**Goal of the exercise**
Collect every line below that contains the word "transfer".

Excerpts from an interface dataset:
***

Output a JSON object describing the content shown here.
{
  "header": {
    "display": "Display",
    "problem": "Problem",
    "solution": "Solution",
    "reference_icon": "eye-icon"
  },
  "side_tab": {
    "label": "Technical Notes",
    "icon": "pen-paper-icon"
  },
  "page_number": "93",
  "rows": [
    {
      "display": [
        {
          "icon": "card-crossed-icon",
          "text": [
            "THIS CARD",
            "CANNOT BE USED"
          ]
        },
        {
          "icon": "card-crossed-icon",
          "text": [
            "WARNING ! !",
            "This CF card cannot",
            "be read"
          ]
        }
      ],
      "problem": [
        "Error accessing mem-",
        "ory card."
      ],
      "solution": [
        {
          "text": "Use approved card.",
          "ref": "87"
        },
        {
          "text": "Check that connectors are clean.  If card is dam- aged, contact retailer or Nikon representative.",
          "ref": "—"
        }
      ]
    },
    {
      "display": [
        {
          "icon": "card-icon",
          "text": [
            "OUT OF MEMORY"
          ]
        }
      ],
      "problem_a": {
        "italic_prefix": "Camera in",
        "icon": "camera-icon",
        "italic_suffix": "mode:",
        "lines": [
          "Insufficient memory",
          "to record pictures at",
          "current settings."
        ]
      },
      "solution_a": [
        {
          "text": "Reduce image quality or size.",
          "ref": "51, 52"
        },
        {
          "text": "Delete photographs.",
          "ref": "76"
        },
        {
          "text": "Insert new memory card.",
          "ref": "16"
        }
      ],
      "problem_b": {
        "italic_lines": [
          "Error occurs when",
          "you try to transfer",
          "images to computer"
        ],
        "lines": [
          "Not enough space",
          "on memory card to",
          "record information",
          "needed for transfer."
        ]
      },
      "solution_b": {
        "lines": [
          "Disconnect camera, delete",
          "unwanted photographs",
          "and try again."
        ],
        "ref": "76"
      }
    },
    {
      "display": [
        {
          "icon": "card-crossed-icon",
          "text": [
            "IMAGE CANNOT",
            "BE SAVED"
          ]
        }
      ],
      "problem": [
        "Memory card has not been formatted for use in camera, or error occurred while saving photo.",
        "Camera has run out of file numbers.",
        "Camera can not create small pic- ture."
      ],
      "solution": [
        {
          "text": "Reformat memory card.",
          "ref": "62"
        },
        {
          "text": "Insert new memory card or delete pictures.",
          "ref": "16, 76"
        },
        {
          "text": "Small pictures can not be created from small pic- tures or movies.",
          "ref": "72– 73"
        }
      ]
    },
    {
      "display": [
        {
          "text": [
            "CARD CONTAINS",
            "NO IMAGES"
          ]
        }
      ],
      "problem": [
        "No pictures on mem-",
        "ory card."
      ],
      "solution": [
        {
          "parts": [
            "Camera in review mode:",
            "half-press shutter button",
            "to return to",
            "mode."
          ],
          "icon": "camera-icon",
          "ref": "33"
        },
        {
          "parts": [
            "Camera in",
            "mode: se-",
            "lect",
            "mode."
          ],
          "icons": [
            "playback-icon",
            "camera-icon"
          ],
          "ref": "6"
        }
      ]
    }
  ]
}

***

**Written solution**
          "you try to transfer",
          "needed for transfer."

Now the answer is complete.